→ Your objective:
Check every line of the material below, and show those that contain "username".

=== Begin Enclosure ===

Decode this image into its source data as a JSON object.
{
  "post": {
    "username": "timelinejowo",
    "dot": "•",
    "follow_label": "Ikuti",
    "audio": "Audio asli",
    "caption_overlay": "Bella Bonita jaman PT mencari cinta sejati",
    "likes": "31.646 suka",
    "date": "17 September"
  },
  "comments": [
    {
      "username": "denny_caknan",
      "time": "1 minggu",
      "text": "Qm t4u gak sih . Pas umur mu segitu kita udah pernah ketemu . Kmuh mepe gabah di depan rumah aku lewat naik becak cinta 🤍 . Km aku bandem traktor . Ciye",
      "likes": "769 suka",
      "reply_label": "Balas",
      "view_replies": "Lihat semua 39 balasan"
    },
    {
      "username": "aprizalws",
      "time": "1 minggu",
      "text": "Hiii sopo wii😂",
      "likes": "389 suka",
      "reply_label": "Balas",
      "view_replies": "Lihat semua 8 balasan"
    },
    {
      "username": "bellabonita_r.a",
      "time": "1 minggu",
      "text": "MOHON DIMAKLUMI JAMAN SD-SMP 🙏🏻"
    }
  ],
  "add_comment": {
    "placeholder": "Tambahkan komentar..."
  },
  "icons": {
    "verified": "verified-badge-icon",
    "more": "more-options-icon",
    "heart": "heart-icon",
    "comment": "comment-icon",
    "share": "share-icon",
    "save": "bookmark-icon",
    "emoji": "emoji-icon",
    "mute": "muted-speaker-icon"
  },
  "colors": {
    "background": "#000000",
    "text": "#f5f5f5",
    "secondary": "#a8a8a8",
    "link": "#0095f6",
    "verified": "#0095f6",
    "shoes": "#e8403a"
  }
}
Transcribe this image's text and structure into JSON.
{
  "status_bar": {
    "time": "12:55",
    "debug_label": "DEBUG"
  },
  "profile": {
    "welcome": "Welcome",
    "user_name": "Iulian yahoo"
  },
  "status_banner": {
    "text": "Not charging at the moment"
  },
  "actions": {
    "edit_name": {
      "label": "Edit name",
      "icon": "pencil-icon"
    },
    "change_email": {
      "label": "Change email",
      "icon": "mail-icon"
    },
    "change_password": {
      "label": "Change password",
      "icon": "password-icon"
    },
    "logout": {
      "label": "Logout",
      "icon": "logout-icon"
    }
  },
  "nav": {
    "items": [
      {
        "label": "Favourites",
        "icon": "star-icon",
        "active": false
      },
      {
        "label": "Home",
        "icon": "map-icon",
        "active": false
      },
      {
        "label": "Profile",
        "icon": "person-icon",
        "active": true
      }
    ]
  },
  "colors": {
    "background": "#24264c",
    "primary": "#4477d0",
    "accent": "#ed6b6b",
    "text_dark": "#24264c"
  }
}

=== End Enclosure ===

→ Exercise output:
    "username": "timelinejowo",
      "username": "denny_caknan",
      "username": "aprizalws",
      "username": "bellabonita_r.a",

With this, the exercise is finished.